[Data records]
-*-*-

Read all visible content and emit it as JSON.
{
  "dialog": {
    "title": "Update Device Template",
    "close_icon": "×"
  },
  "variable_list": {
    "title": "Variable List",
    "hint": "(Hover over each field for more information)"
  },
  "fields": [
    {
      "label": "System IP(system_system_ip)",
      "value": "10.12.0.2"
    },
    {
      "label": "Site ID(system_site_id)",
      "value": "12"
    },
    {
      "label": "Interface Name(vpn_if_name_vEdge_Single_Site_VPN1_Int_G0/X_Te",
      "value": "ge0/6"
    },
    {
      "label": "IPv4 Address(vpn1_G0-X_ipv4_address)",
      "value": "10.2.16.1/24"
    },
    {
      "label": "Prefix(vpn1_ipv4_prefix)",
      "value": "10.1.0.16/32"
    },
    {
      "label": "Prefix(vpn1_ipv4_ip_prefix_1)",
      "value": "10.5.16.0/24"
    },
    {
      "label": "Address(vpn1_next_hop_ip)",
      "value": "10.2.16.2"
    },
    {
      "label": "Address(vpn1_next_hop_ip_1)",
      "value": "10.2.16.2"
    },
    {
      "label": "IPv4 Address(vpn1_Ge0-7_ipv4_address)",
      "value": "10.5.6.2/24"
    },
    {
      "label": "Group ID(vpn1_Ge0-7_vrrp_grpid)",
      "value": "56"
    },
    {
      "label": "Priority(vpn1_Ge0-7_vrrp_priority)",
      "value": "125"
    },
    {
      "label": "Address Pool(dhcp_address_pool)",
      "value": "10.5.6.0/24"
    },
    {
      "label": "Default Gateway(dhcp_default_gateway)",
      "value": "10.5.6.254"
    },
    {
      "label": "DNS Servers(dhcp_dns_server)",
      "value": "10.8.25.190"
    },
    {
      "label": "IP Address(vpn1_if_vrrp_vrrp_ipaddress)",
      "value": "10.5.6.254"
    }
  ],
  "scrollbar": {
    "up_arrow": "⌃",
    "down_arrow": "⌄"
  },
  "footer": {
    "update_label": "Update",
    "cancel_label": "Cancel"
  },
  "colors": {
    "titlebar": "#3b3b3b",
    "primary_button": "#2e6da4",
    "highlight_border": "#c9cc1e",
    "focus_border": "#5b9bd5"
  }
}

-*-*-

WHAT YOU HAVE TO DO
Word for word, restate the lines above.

WRITTEN REPLY
Read all visible content and emit it as JSON.
{
  "dialog": {
    "title": "Update Device Template",
    "close_icon": "×"
  },
  "variable_list": {
    "title": "Variable List",
    "hint": "(Hover over each field for more information)"
  },
  "fields": [
    {
      "label": "System IP(system_system_ip)",
      "value": "10.12.0.2"
    },
    {
      "label": "Site ID(system_site_id)",
      "value": "12"
    },
    {
      "label": "Interface Name(vpn_if_name_vEdge_Single_Site_VPN1_Int_G0/X_Te",
      "value": "ge0/6"
    },
    {
      "label": "IPv4 Address(vpn1_G0-X_ipv4_address)",
      "value": "10.2.16.1/24"
    },
    {
      "label": "Prefix(vpn1_ipv4_prefix)",
      "value": "10.1.0.16/32"
    },
    {
      "label": "Prefix(vpn1_ipv4_ip_prefix_1)",
      "value": "10.5.16.0/24"
    },
    {
      "label": "Address(vpn1_next_hop_ip)",
      "value": "10.2.16.2"
    },
    {
      "label": "Address(vpn1_next_hop_ip_1)",
      "value": "10.2.16.2"
    },
    {
      "label": "IPv4 Address(vpn1_Ge0-7_ipv4_address)",
      "value": "10.5.6.2/24"
    },
    {
      "label": "Group ID(vpn1_Ge0-7_vrrp_grpid)",
      "value": "56"
    },
    {
      "label": "Priority(vpn1_Ge0-7_vrrp_priority)",
      "value": "125"
    },
    {
      "label": "Address Pool(dhcp_address_pool)",
      "value": "10.5.6.0/24"
    },
    {
      "label": "Default Gateway(dhcp_default_gateway)",
      "value": "10.5.6.254"
    },
    {
      "label": "DNS Servers(dhcp_dns_server)",
      "value": "10.8.25.190"
    },
    {
      "label": "IP Address(vpn1_if_vrrp_vrrp_ipaddress)",
      "value": "10.5.6.254"
    }
  ],
  "scrollbar": {
    "up_arrow": "⌃",
    "down_arrow": "⌄"
  },
  "footer": {
    "update_label": "Update",
    "cancel_label": "Cancel"
  },
  "colors": {
    "titlebar": "#3b3b3b",
    "primary_button": "#2e6da4",
    "highlight_border": "#c9cc1e",
    "focus_border": "#5b9bd5"
  }
}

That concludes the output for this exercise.